START DATASET
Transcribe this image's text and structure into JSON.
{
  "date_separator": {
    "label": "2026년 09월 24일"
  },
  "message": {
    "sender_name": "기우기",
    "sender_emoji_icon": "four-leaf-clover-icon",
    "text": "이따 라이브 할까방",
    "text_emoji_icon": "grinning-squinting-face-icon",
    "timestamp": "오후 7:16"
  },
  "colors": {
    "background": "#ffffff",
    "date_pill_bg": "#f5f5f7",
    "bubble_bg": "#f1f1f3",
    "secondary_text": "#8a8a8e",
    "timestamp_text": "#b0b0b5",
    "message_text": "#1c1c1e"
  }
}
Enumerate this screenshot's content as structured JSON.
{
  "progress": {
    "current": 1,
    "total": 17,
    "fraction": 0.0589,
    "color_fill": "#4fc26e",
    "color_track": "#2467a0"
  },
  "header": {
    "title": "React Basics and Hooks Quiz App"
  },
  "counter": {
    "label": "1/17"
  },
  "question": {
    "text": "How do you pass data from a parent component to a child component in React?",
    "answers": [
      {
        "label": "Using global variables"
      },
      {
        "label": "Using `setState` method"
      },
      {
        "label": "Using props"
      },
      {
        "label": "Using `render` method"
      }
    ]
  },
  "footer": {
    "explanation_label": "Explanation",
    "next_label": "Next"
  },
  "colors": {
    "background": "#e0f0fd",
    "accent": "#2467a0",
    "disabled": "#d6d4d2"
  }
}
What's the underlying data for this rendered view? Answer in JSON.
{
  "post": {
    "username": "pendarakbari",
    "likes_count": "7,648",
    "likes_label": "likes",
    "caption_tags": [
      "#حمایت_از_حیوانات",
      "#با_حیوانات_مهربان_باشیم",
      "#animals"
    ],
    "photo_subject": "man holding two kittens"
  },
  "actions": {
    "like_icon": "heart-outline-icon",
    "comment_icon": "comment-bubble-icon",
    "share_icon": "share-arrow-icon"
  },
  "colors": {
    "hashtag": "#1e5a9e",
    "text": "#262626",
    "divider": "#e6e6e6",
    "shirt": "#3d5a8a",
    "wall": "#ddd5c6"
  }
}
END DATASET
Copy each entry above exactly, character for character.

Transcribe this image's text and structure into JSON.
{
  "date_separator": {
    "label": "2026년 09월 24일"
  },
  "message": {
    "sender_name": "기우기",
    "sender_emoji_icon": "four-leaf-clover-icon",
    "text": "이따 라이브 할까방",
    "text_emoji_icon": "grinning-squinting-face-icon",
    "timestamp": "오후 7:16"
  },
  "colors": {
    "background": "#ffffff",
    "date_pill_bg": "#f5f5f7",
    "bubble_bg": "#f1f1f3",
    "secondary_text": "#8a8a8e",
    "timestamp_text": "#b0b0b5",
    "message_text": "#1c1c1e"
  }
}
Enumerate this screenshot's content as structured JSON.
{
  "progress": {
    "current": 1,
    "total": 17,
    "fraction": 0.0589,
    "color_fill": "#4fc26e",
    "color_track": "#2467a0"
  },
  "header": {
    "title": "React Basics and Hooks Quiz App"
  },
  "counter": {
    "label": "1/17"
  },
  "question": {
    "text": "How do you pass data from a parent component to a child component in React?",
    "answers": [
      {
        "label": "Using global variables"
      },
      {
        "label": "Using `setState` method"
      },
      {
        "label": "Using props"
      },
      {
        "label": "Using `render` method"
      }
    ]
  },
  "footer": {
    "explanation_label": "Explanation",
    "next_label": "Next"
  },
  "colors": {
    "background": "#e0f0fd",
    "accent": "#2467a0",
    "disabled": "#d6d4d2"
  }
}
What's the underlying data for this rendered view? Answer in JSON.
{
  "post": {
    "username": "pendarakbari",
    "likes_count": "7,648",
    "likes_label": "likes",
    "caption_tags": [
      "#حمایت_از_حیوانات",
      "#با_حیوانات_مهربان_باشیم",
      "#animals"
    ],
    "photo_subject": "man holding two kittens"
  },
  "actions": {
    "like_icon": "heart-outline-icon",
    "comment_icon": "comment-bubble-icon",
    "share_icon": "share-arrow-icon"
  },
  "colors": {
    "hashtag": "#1e5a9e",
    "text": "#262626",
    "divider": "#e6e6e6",
    "shirt": "#3d5a8a",
    "wall": "#ddd5c6"
  }
}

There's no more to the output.